    Students may opt to prepare six short (5-10 page) papers in response to each work-in-progress, which would be due in advance of the presentation and used to stimulate discussion. Alternatively, students may write one longer research paper (roughly 30 pages) dealing with a topic of their choice related to the themes of the class. Students who take the latter option may use the colloquium to satisfy the upper-level writing requirement.

    710

    Derivatives: Financial Markets, Law and Policy 3
    • JD SRWP
    • JD elective
    • LLMLE (1 yr) elective
    • IntlLLM/SJD/EXC elective
    • IntlLLM Business Cert
    1. Spring 18
    2. Spring 19
    3. Spring 20
    • Research paper, 25+ pages
    • Oral presentation
    • Class participation

    Modern capital and financial markets rely on a wide variety of complex instruments, including Treasury securities, structured debt and equity instruments, and derivatives of various kinds.  Public awareness regarding these instruments has grown since the Financial Crisis of 2008 because they are thought to have played an important role in both the rapid growth of financial markets (“financialization”) and their destabilization.  Yet these instruments and the role they play in modern markets remain little understood.  A basic understanding of these instruments has now become important in modern financial law practice and any discussions on financial policy and regulation.
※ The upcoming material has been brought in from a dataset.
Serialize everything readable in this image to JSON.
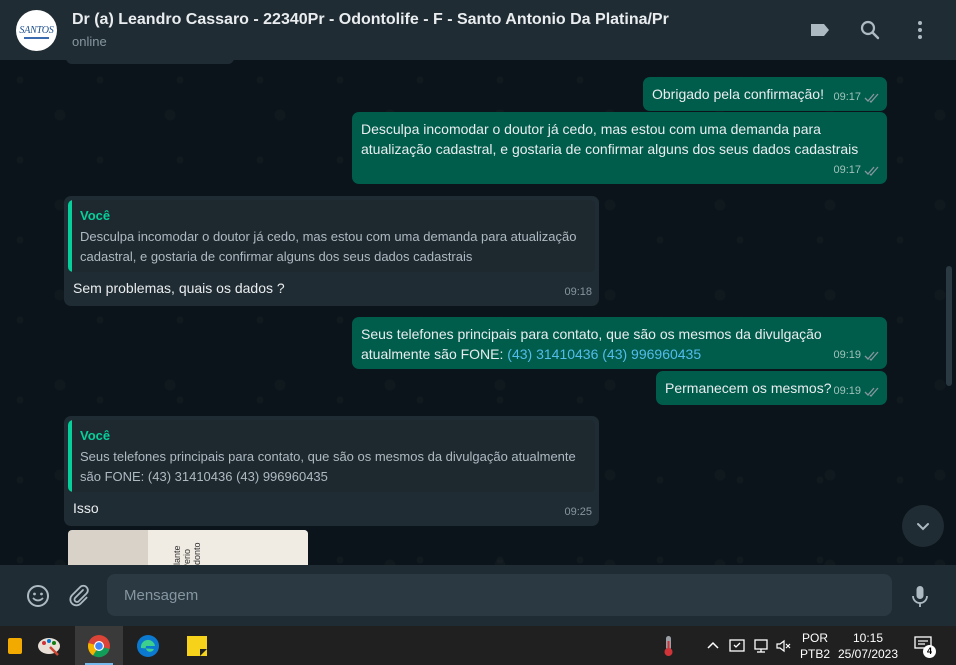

    This course will review the workings of derivative instruments in the capital markets and how such instruments themselves are used.  The relationship between banking and capital markets, and between government and the private markets, will be explored, as will the most important legal and fiduciary responsibilities involved.  While not highly technical, the various principal types of government securities and derivatives will be examined. 

    Warren Buffet once called derivatives “weapons of mass financial destruction.”  We will consider the numerous public policy issues relating to derivatives, their role in the Crisis of 2008 (and more recent financial distress such as the Eurozone crisis and the US debt ceiling controversy), the history of attempts to regulate these instruments, and the current regulatory structure.

    Required Coursework

    The 3-credit graded requirements for the course will be:

    1. A thirty-page paper, to be submitted by Friday, April 14 2017 (80%); the opportunity for JD writing credit will be given to the first five students who present research proposals, approved by me, commit to completing their drafts by Friday March 10 for grading and comments by me, and submit their final drafts in response to comments by the last day of class for the semester (when all papers will be due).
    2. An individual class presentation, of 20 minutes in length (10%), on the early draft of the 3-credit paper; and
    3. Overall class participation (10%).The course will be highly interactive and graded on this basis.

    The course will be highly interactive and graded on this basis.